Artist unknown (Image via Pinterest)

Let me go back to the first hand. Readers are supposed to come up with their own interpretations of what’s happening on the page. In fact, I get a kick out of unreliable narrators precisely because I like to tease out what really happened from the narrator’s account. Part of my problem with this witness narrator, who simply recounts what they see with little or no commentary, is that it seems like a clumsy way to replicate with a limited or omniscient third person narrator does with ease. Why insert a two-dimensional character in between the reader an events? Third person narrators get out of the way. The witness narrator just blocks the view.

On to the second hand, with the witness narrator standing between us and the events, we have to wonder about them. Who are they? What do they feel? What do they think? They’re a character; we have to figure out why they’re there. In the case of Never Anyone But You, I never really got a sense of our narrator other than that she was a fictional James Boswell. That narrator had more of an emotional life than the narrator of The Butcher’s Daughter, who seemed like a hugely disappointing missed opportunity. Both of these books could have had a bigger impact on me if it they had had third person narrators or if the narrators had been fully developed. One way or another, I wouldn’t have been left annoyed and puzzled.

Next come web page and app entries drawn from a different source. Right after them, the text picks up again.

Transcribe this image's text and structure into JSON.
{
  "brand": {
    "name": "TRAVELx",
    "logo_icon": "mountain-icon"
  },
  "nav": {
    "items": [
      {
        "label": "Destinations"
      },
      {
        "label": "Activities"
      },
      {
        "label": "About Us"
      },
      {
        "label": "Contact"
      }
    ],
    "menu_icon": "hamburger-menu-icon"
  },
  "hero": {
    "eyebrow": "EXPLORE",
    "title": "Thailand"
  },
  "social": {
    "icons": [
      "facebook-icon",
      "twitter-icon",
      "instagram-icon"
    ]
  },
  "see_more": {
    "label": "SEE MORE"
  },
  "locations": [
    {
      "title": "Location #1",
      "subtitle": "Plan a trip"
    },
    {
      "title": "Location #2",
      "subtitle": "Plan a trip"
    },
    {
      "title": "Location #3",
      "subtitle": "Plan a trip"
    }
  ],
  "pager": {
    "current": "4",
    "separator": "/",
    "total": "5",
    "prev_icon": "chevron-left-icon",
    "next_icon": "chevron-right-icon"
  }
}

Has anyone else encountered characters like these? Do you think I’m judging these narrators (and their creators) too harshly?